The biggest building in the entire federal government is the Pentagon. The second biggest sits across the Potomac River, in downtown Washington, D.C.

Its called the Ronald Reagan Building.

Isnt that ironic? Reagan, who passed away on Saturday at the age of 93, was perhaps the 20th centurys greatest advocate of small government. One of his most famous quips captures his view perfectly: Government is not the solution, its the problem.

In 1988, he spoke to the Future Farmers of America: There seems to be an increasing awareness of something we Americans have known for some time: That the ten most dangerous words in the English language are, Hi, Im from the Government, and Im here to help.

So why did Congress choose to name such a huge building–an emblem of big government–after the 40th president?

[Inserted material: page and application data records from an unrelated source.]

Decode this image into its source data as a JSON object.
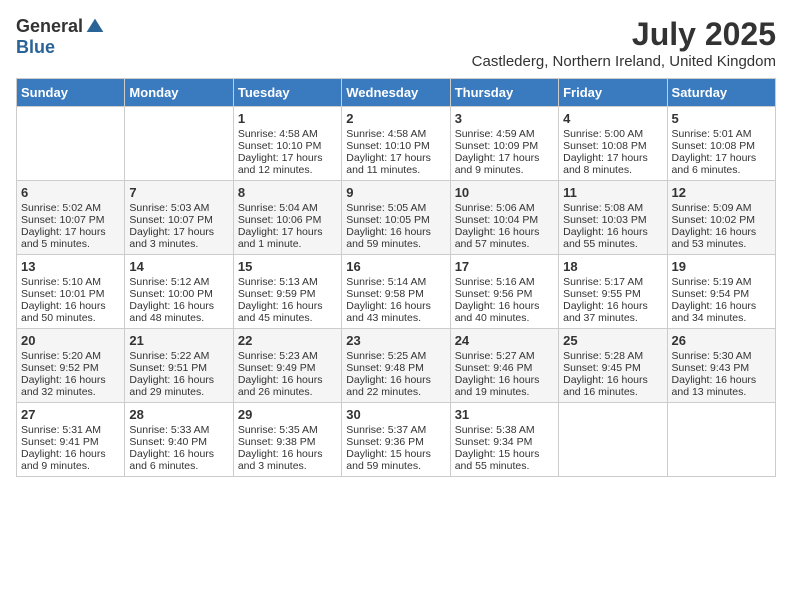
{
  "logo": {
    "general": "General",
    "blue": "Blue"
  },
  "title": "July 2025",
  "location": "Castlederg, Northern Ireland, United Kingdom",
  "days_of_week": [
    "Sunday",
    "Monday",
    "Tuesday",
    "Wednesday",
    "Thursday",
    "Friday",
    "Saturday"
  ],
  "weeks": [
    [
      {
        "day": "",
        "sunrise": "",
        "sunset": "",
        "daylight": ""
      },
      {
        "day": "",
        "sunrise": "",
        "sunset": "",
        "daylight": ""
      },
      {
        "day": "1",
        "sunrise": "Sunrise: 4:58 AM",
        "sunset": "Sunset: 10:10 PM",
        "daylight": "Daylight: 17 hours and 12 minutes."
      },
      {
        "day": "2",
        "sunrise": "Sunrise: 4:58 AM",
        "sunset": "Sunset: 10:10 PM",
        "daylight": "Daylight: 17 hours and 11 minutes."
      },
      {
        "day": "3",
        "sunrise": "Sunrise: 4:59 AM",
        "sunset": "Sunset: 10:09 PM",
        "daylight": "Daylight: 17 hours and 9 minutes."
      },
      {
        "day": "4",
        "sunrise": "Sunrise: 5:00 AM",
        "sunset": "Sunset: 10:08 PM",
        "daylight": "Daylight: 17 hours and 8 minutes."
      },
      {
        "day": "5",
        "sunrise": "Sunrise: 5:01 AM",
        "sunset": "Sunset: 10:08 PM",
        "daylight": "Daylight: 17 hours and 6 minutes."
      }
    ],
    [
      {
        "day": "6",
        "sunrise": "Sunrise: 5:02 AM",
        "sunset": "Sunset: 10:07 PM",
        "daylight": "Daylight: 17 hours and 5 minutes."
      },
      {
        "day": "7",
        "sunrise": "Sunrise: 5:03 AM",
        "sunset": "Sunset: 10:07 PM",
        "daylight": "Daylight: 17 hours and 3 minutes."
      },
      {
        "day": "8",
        "sunrise": "Sunrise: 5:04 AM",
        "sunset": "Sunset: 10:06 PM",
        "daylight": "Daylight: 17 hours and 1 minute."
      },
      {
        "day": "9",
        "sunrise": "Sunrise: 5:05 AM",
        "sunset": "Sunset: 10:05 PM",
        "daylight": "Daylight: 16 hours and 59 minutes."
      },
      {
        "day": "10",
        "sunrise": "Sunrise: 5:06 AM",
        "sunset": "Sunset: 10:04 PM",
        "daylight": "Daylight: 16 hours and 57 minutes."
      },
      {
        "day": "11",
        "sunrise": "Sunrise: 5:08 AM",
        "sunset": "Sunset: 10:03 PM",
        "daylight": "Daylight: 16 hours and 55 minutes."
      },
      {
        "day": "12",
        "sunrise": "Sunrise: 5:09 AM",
        "sunset": "Sunset: 10:02 PM",
        "daylight": "Daylight: 16 hours and 53 minutes."
      }
    ],
    [
      {
        "day": "13",
        "sunrise": "Sunrise: 5:10 AM",
        "sunset": "Sunset: 10:01 PM",
        "daylight": "Daylight: 16 hours and 50 minutes."
      },
      {
        "day": "14",
        "sunrise": "Sunrise: 5:12 AM",
        "sunset": "Sunset: 10:00 PM",
        "daylight": "Daylight: 16 hours and 48 minutes."
      },
      {
        "day": "15",
        "sunrise": "Sunrise: 5:13 AM",
        "sunset": "Sunset: 9:59 PM",
        "daylight": "Daylight: 16 hours and 45 minutes."
      },
      {
        "day": "16",
        "sunrise": "Sunrise: 5:14 AM",
        "sunset": "Sunset: 9:58 PM",
        "daylight": "Daylight: 16 hours and 43 minutes."
      },
      {
        "day": "17",
        "sunrise": "Sunrise: 5:16 AM",
        "sunset": "Sunset: 9:56 PM",
        "daylight": "Daylight: 16 hours and 40 minutes."
      },
      {
        "day": "18",
        "sunrise": "Sunrise: 5:17 AM",
        "sunset": "Sunset: 9:55 PM",
        "daylight": "Daylight: 16 hours and 37 minutes."
      },
      {
        "day": "19",
        "sunrise": "Sunrise: 5:19 AM",
        "sunset": "Sunset: 9:54 PM",
        "daylight": "Daylight: 16 hours and 34 minutes."
      }
    ],
    [
      {
        "day": "20",
        "sunrise": "Sunrise: 5:20 AM",
        "sunset": "Sunset: 9:52 PM",
        "daylight": "Daylight: 16 hours and 32 minutes."
      },
      {
        "day": "21",
        "sunrise": "Sunrise: 5:22 AM",
        "sunset": "Sunset: 9:51 PM",
        "daylight": "Daylight: 16 hours and 29 minutes."
      },
      {
        "day": "22",
        "sunrise": "Sunrise: 5:23 AM",
        "sunset": "Sunset: 9:49 PM",
        "daylight": "Daylight: 16 hours and 26 minutes."
      },
      {
        "day": "23",
        "sunrise": "Sunrise: 5:25 AM",
        "sunset": "Sunset: 9:48 PM",
        "daylight": "Daylight: 16 hours and 22 minutes."
      },
      {
        "day": "24",
        "sunrise": "Sunrise: 5:27 AM",
        "sunset": "Sunset: 9:46 PM",
        "daylight": "Daylight: 16 hours and 19 minutes."
      },
      {
        "day": "25",
        "sunrise": "Sunrise: 5:28 AM",
        "sunset": "Sunset: 9:45 PM",
        "daylight": "Daylight: 16 hours and 16 minutes."
      },
      {
        "day": "26",
        "sunrise": "Sunrise: 5:30 AM",
        "sunset": "Sunset: 9:43 PM",
        "daylight": "Daylight: 16 hours and 13 minutes."
      }
    ],
    [
      {
        "day": "27",
        "sunrise": "Sunrise: 5:31 AM",
        "sunset": "Sunset: 9:41 PM",
        "daylight": "Daylight: 16 hours and 9 minutes."
      },
      {
        "day": "28",
        "sunrise": "Sunrise: 5:33 AM",
        "sunset": "Sunset: 9:40 PM",
        "daylight": "Daylight: 16 hours and 6 minutes."
      },
      {
        "day": "29",
        "sunrise": "Sunrise: 5:35 AM",
        "sunset": "Sunset: 9:38 PM",
        "daylight": "Daylight: 16 hours and 3 minutes."
      },
      {
        "day": "30",
        "sunrise": "Sunrise: 5:37 AM",
        "sunset": "Sunset: 9:36 PM",
        "daylight": "Daylight: 15 hours and 59 minutes."
      },
      {
        "day": "31",
        "sunrise": "Sunrise: 5:38 AM",
        "sunset": "Sunset: 9:34 PM",
        "daylight": "Daylight: 15 hours and 55 minutes."
      },
      {
        "day": "",
        "sunrise": "",
        "sunset": "",
        "daylight": ""
      },
      {
        "day": "",
        "sunrise": "",
        "sunset": "",
        "daylight": ""
      }
    ]
  ]
}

Well, there are many reasons. The dedication took place in 1996, several years after Reagan acknowledged his Alzheimers disease. People were understandably eager to honor his legacy.

But theres something else we should remember about the Ronald Reagan Building, which is its full name: Ronald Reagan Building and International Trade Center.

Now thats appropriate. Just as Reagan was a firm believer in the virtues of small government, he was a committed supporter of free trade.

The Cold War was also in full swing. Reagan was convinced that the struggle to defend the United States against international Communism was the most important battle of his time. He knew that centralized planning would succeed only at crushing the human spirit and leading nations toward failure. What are the four things wrong with Soviet agriculture? he once asked. Spring, summer, winter, and fall.

Were now in an era of globalization–an era made fully possible only by the collapse of the Soviet Union, which happened just after Reagans retirement. Yet so much of the global prosperity that we enjoy today has its roots in the 1980s, the decade of Reagan.

Consider one of the greatest speeches Reagan ever gave–the one he delivered in 1987, at the Brandenburg Gate in West Berlin–when he uttered one of his most memorable lines: Mr. Gorbachev, tear down this wall!

The wall he was talking about, of course, was the Berlin Wall, which was one of the most powerful symbols of the Cold War. In a literal sense, the wall separated the free people of West Berlin from their oppressed countrymen. In a figurative one, it separated the success of freedom from the failure of tyranny.

We see a free world that has achieved a level of prosperity and well-being unprecedented in all human history, said Reagan, speaking of the Western democracies. In the Communist world, we see failure, technological backwardness, declining standards of health; even want of the most basic kind–too little food. Even today, the Soviet Union still cannot feed itself.

One element of freedoms success, in Reagans mind, was the freedom to trade. Among the walls Reagan wanted to tear down were the ones preventing people of different nations from exchanging goods and services. In his speech at the Brandenburg Gate, he specifically credited free trade with helping boost the standard of living for West Berliners and West Germans. Just as truth can flourish only when the journalist is given freedom of speech, he said, so prosperity can come about only when the farmer and businessman enjoy economic freedom.

Reagans commitment to free trade went far beyond rhetoric. When he was running for president in 1979, he spoke of a North American accord that would allow the free movement of people and merchandise. Most people dismissed that idea as a campaign gimmick, writes biographer Lou Cannon. In 1988, he signed the Canada-U.S. Free Trade Agreement, which in turn led to a framework agreement with Mexico. The Bush and Clinton administrations then were able to negotiate the North American Free Trade Agreement.

Along with Franklin Delano Roosevelt, Ronald Reagan was perhaps the most important and influential president of the 20th century. He will be remembered for many things, from fighting the Cold War to criticizing the growth of government. Ill always remember him–and appreciate him–for his commitment to Americas farmers. I will never forget one of my meetings with him in the Oval Office as we discussed the terrible drought in the Midwest and then his invitation to fly with him on Air Force One to view the drought in Illinois.

He was especially committed to helping us sell our products, worldwide. As I look at the political scene today and see protectionists at home trying to defeat trade deals with Australia and Central America and protectionists abroad trying to block commerce with Europe and among the nations of the WTO, Im inspired to tell the friends of freedom one thing: Lets win one for the Gipper.